Let's say I have a text file (crypto.txt). Let's assume the checksum function can be any type of function (MD5, SHA-1, anything else). Is there a way that the checksum value IN the file (crypto.txt contains a string that could be a possible checksum), when put through a checksum program, outputs the exact same value as the content inside the text file?

In case I lost you, here's a quick breakdown:

crypto.txt contains a viable checksum value (said value = x)
checksum of crypto.txt = x


Is this even possible? Is there math that proves it wrong/right?

• Does your "checksum" have to be cryptographically secure? – yyyyyyy Feb 27 '17 at 14:14
• Welcome to Crypto.SE, Pat! To clarify: MD5, SHA-1, and the lot are “cryptographically secure hashes”, not “checksums”. Which of the both do you mean? – e-sushi Feb 27 '17 at 14:18
• – otus Feb 27 '17 at 16:42
• otus That answers my question, thanks! yyyyyyy It doesn't really matter to me. And e-sushi, thanks for the welcome!

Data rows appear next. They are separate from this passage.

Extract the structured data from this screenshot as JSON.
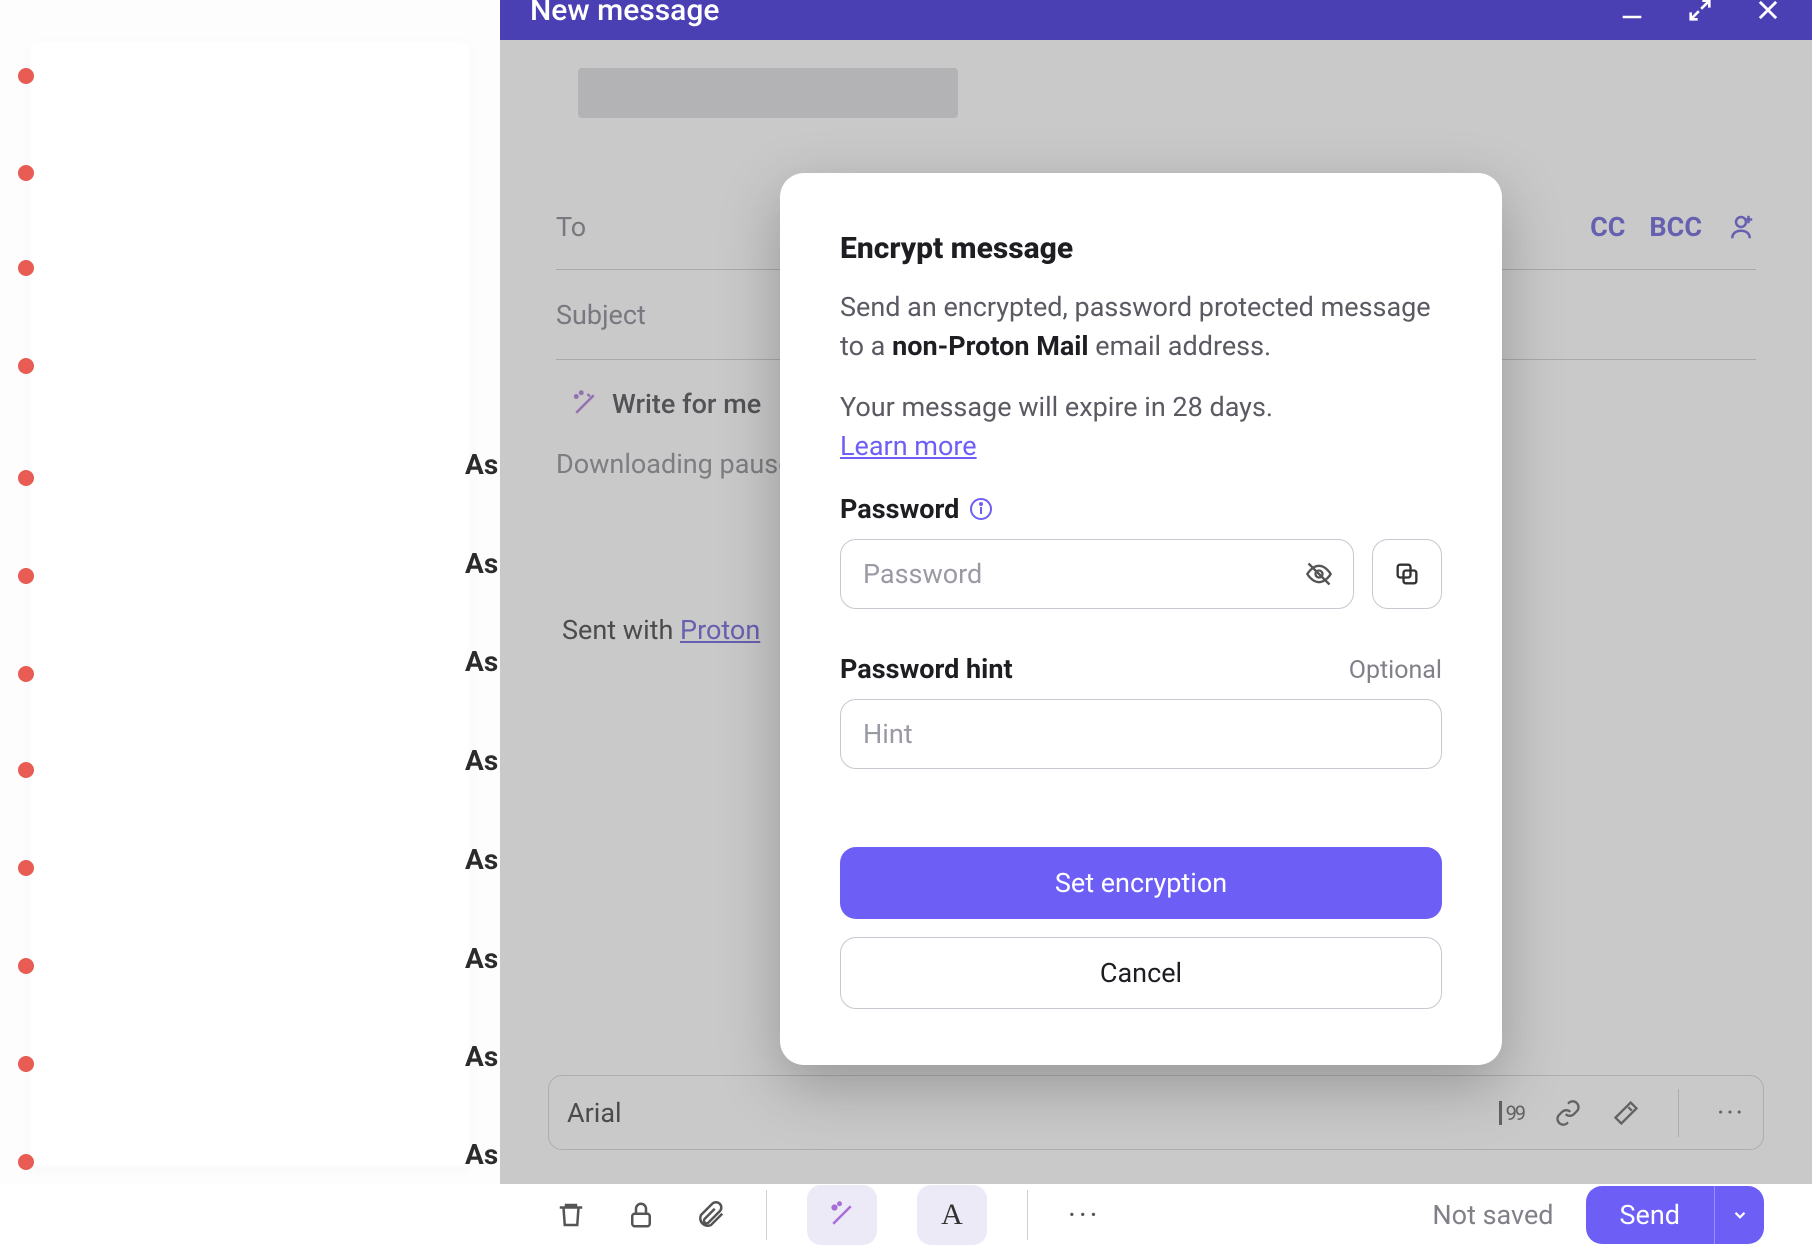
{
  "composer": {
    "title": "New message",
    "to_label": "To",
    "cc_label": "CC",
    "bcc_label": "BCC",
    "subject_placeholder": "Subject",
    "write_for_me_label": "Write for me",
    "download_status": "Downloading paused",
    "sent_with_prefix": "Sent with ",
    "sent_with_link": "Proton"
  },
  "toolbar": {
    "font_name": "Arial",
    "quote_label": "99"
  },
  "actions": {
    "not_saved": "Not saved",
    "send_label": "Send"
  },
  "sidebar": {
    "items": [
      "As",
      "As",
      "As",
      "As",
      "As",
      "As",
      "As",
      "As"
    ]
  },
  "modal": {
    "title": "Encrypt message",
    "desc_pre": "Send an encrypted, password protected message to a ",
    "desc_bold": "non-Proton Mail",
    "desc_post": " email address.",
    "expire_text": "Your message will expire in 28 days.",
    "learn_more": "Learn more",
    "password_label": "Password",
    "password_placeholder": "Password",
    "hint_label": "Password hint",
    "optional_label": "Optional",
    "hint_placeholder": "Hint",
    "set_button": "Set encryption",
    "cancel_button": "Cancel"
  },
  "colors": {
    "accent": "#6d5ff6",
    "titlebar": "#4a3fb3"
  }
}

I meant checksums, but as you may be able to tell, I'm not well educated in this, so my apologies. – Pat Feb 28 '17 at 13:37

## 1 Answer

For a checksum such as CRC16 or CRC32 it is very much possible to have a value over a text that contains the same CRC value (in whatever format, be it binary, hexadecimals or base 64). The proof of this is simple: you can simply put e.g. 32-48 bits counter at the end of the text and wait until you find a CRC. But in practice you can just calculate the value you need to prefix, append or anything in between and get the right CRC - if it is included or not. Checksums such as CRC are not secure.

For secure hash functions this is not possible. It is even computationally not possible to find any message $m$ where the hash value is $h$, for any chosen $h$ (that is not a known hash value). This is a much stronger presumption than the one you are proposing. It is not possible to find $x = \operatorname{H}(a | \operatorname{encode}(x) | b)$ even if you can chose any special value of $a$ and $b$, and any $\operatorname{encode}$ operation.

It is not possible to prove above completely for the simple fact that the security of hash functions cannot be proven. SHA-1 was thought to be secure for a long time, but by now it might be possible to create a text where the hash value is included.